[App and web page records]
Start of Block

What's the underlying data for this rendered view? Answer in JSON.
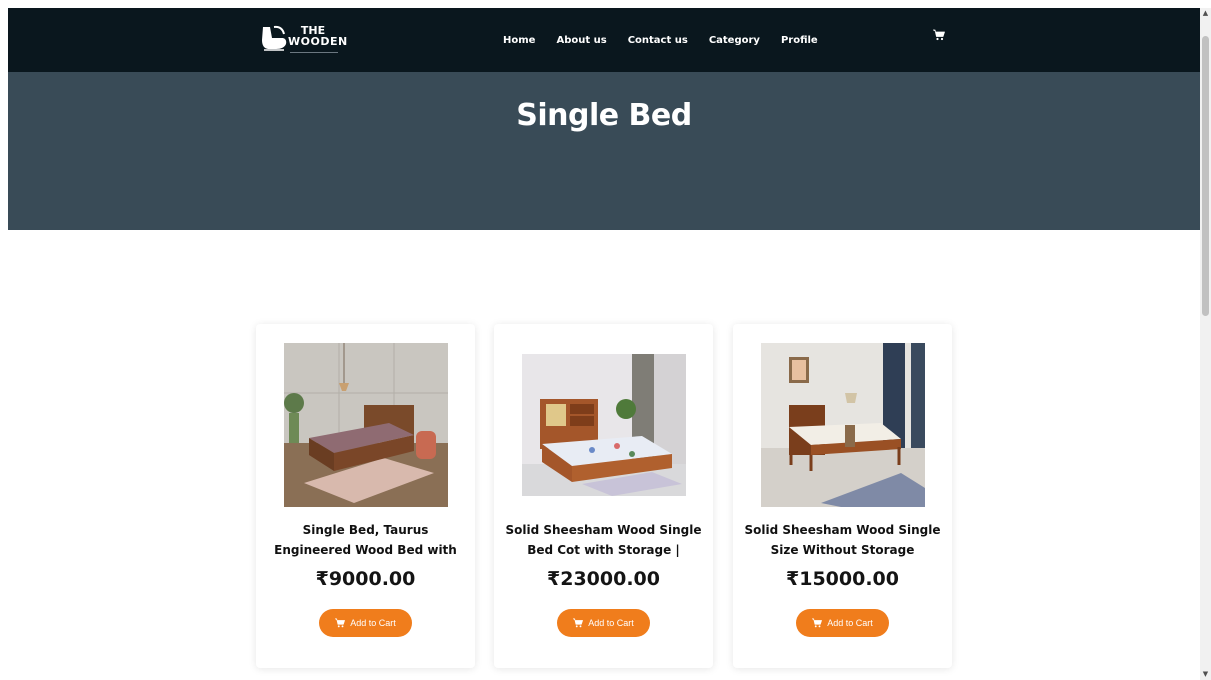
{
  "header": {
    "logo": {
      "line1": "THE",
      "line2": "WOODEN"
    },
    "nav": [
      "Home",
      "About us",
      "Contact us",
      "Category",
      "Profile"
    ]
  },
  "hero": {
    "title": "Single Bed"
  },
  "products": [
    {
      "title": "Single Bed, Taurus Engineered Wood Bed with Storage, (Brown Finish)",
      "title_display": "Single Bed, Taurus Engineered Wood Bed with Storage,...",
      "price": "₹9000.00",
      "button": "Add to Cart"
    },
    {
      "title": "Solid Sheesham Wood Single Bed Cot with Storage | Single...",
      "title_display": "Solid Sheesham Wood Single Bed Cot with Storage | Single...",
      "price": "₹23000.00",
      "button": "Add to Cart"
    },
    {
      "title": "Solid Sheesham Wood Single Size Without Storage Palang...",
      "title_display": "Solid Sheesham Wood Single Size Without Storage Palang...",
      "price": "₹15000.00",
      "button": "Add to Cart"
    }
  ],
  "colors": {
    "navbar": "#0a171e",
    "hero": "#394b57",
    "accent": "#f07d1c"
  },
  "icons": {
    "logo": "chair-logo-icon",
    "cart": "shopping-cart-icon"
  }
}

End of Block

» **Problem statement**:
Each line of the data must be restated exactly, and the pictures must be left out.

» **Your response**:
What's the underlying data for this rendered view? Answer in JSON.
{
  "header": {
    "logo": {
      "line1": "THE",
      "line2": "WOODEN"
    },
    "nav": [
      "Home",
      "About us",
      "Contact us",
      "Category",
      "Profile"
    ]
  },
  "hero": {
    "title": "Single Bed"
  },
  "products": [
    {
      "title": "Single Bed, Taurus Engineered Wood Bed with Storage, (Brown Finish)",
      "title_display": "Single Bed, Taurus Engineered Wood Bed with Storage,...",
      "price": "₹9000.00",
      "button": "Add to Cart"
    },
    {
      "title": "Solid Sheesham Wood Single Bed Cot with Storage | Single...",
      "title_display": "Solid Sheesham Wood Single Bed Cot with Storage | Single...",
      "price": "₹23000.00",
      "button": "Add to Cart"
    },
    {
      "title": "Solid Sheesham Wood Single Size Without Storage Palang...",
      "title_display": "Solid Sheesham Wood Single Size Without Storage Palang...",
      "price": "₹15000.00",
      "button": "Add to Cart"
    }
  ],
  "colors": {
    "navbar": "#0a171e",
    "hero": "#394b57",
    "accent": "#f07d1c"
  },
  "icons": {
    "logo": "chair-logo-icon",
    "cart": "shopping-cart-icon"
  }
}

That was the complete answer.